BULLHEAD CITY — Rep. Paul Gosar has been among the most vocal opponents of the Patient Protection and Affordable Care Act, commonly known as Obamacare.
He was when the act was rolled out in 2009. He was when it passed the House and Senate later that year. He was when it became law in 2010. And he has been ever since.
The ACA, which has survived more than 60 congressional attempts to repeal or significantly curtail it, still squarely is on Gosar’s radar.
The Republican congressman from Prescott shared his views on health care and a number of other topics during a visit Saturday at a meeting of the Colorado River Tea Party Patriots in Bullhead City.
Gosar said he advocates a replacement of the ACA that stimulates “more competition” within the insurance, hospital and pharmaceutical sectors.
“This has been an artificial market,” he said of America’s health care system. “It’s been an artificial market since 1964.”
President Lyndon Johnon signed Medicare into law in the mid-1960s. The massive government-supported program, funded through payroll taxes paid by both the employer and the employee as well as premiums paid by enrollees, provides health insurance for more than 50 million Americans, most over age 65.
Gosar said health care needs to become “a truly free market.”
And, he said, he believes the Senate needs to be the chamber to launch significant reforms to replace “Obamacare.”
“If the Senate starts it,” he said, noting the politics of the issue, then the House likely will have to follow suit.
“Think about 2020 (the next election cycle).”
He said if the Senate can craft and advance a meaningful series of health care bills that garner support from the American public, pressure will be on House Speaker Nancy Pelosi and other Democrats to support passage or risk voter wrath at the polls in November.
He said one starting point is “health savings account reform.”

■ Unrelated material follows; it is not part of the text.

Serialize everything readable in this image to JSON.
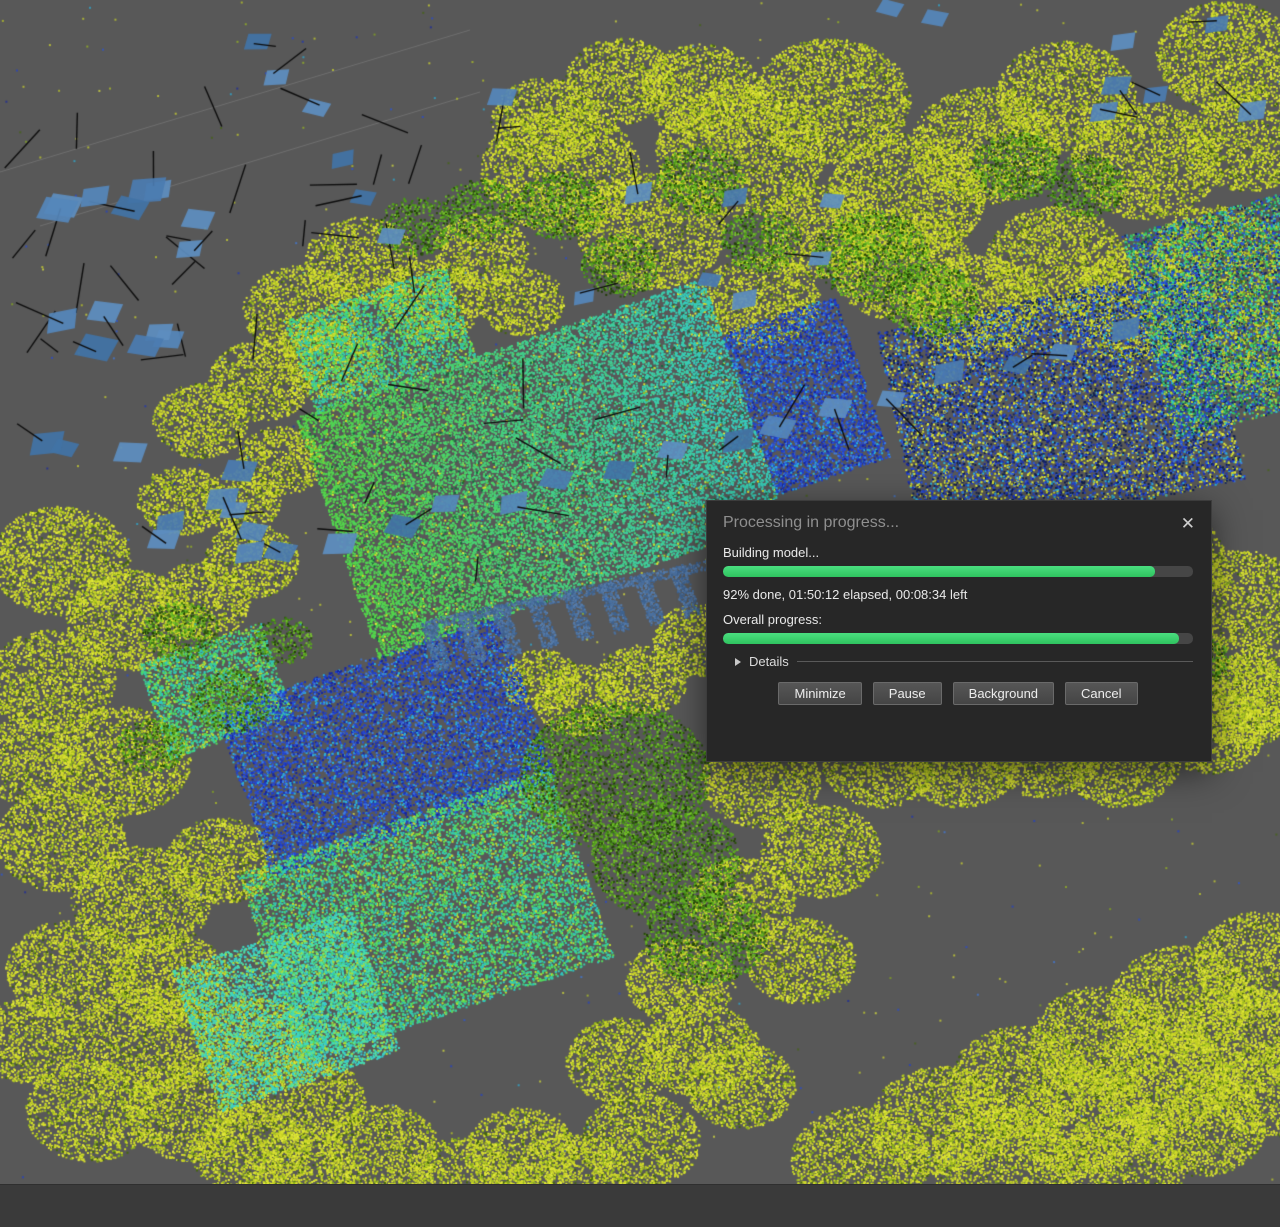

He said HSAs should be allowed to roll over and to be passed on, like an inheritance, as long as they are used for payments related to health care. Currently, HSAs feature an annual “use it or lose it” provision.
“Once again, if the Senate passes, the House will have to,” he said.
He said other proposals would shift control of health care from the insurance companies to veterans and Medicare and Medicaid recipients.
He said health care requires drastic changes, not a piecemeal of fixes to patch a broken system.
“As I tear it down, I’ll build it up,” he said. “Is it perfect? No.”
But, he said, “It’s a competitive opportunity. It’s about empowerment, not victimization.”
On immigration, Gosar said he feared little progress will be made through major legislation anytime soon.
“What’s sad is we’re not going to see anything” from Congress, he said.
That’s because too many candidates — from both parties — are in politically tenuous races and don’t feel they can support major reform without risking reelection.
“Congress doesn’t have the backbone,” he said.
And Democrats will continue with their narrative, he said, because “Democrats ... they don’t want empowered citizens. They want victims.”
Asked about President Donald Trump’s tariffs — particularly with China and Mexico — and trade in general, Gosar said again that opportunities for solutions exist.
He said he opposes the United States-Mexico-Canada Agreement, Trump’s proposed replacement for the North America Free Trade Agreement, a 25-year-old trilateral trade agreement.
“Right now, I’m against it,” he said, adding that his rationale is that it yielded to much power to companies like Google and Facebook, companies he said have been unfair to conservatives.
“In my book, they’re going to have to be broken up,” he said of the two internet giants.
He said China’s recent threat to use rare earths — materials used in the manufacturing of many items from cell phones to military weapons — could create “a perfect storm that is coming our way.”
If the Chinese refuse to sell rare earths to the U.S., then the U.S. will have to seek other avenues for acquiring them. Gosar, a member of the House Natural Resources Committee, said that it will be difficult for the U.S. to uncover its own rare earths because of restrictions that have been placed on the mining industry. Many of those restrictions have come at the urging of environmental groups. He said federal agencies such as the Environmental Protection Agency, the Interior Department and the Department of Energy have, under Democratic control, been guilty of regulative overreach that has stifled the mining industry. China’s rare earths threat only magnifies the problem — and vice versa.
Asked about water rights — and foreign ownership of U.S. land and businesses — Gosar was diplomatic.
“Water rights are very interesting,” he said. “Personal property rights are interesting.”
He said the U.S., a capitalistic free market, “has got to be a little more diplomatic” when dealing with both issues. “We have to be smart about it.”
On Washington in the era of Donald Trump, Gosar beamed with enthusiasm.
“People may not like the way he does things, but he gets things done,” he said.
And about the impeachment push from some Democrats?
“If Trump’s OK being impeached, I’m OK,” he said. “It’s going nowhere. It’s going nowhere in the Senate.”
He said Republicans in Washington need to work together instead of in fractured arms of the party.
Republicans in Congress — and Republican voters as well — need to “play smarter, not harder.”
“We’ve got to start making it work for our side.”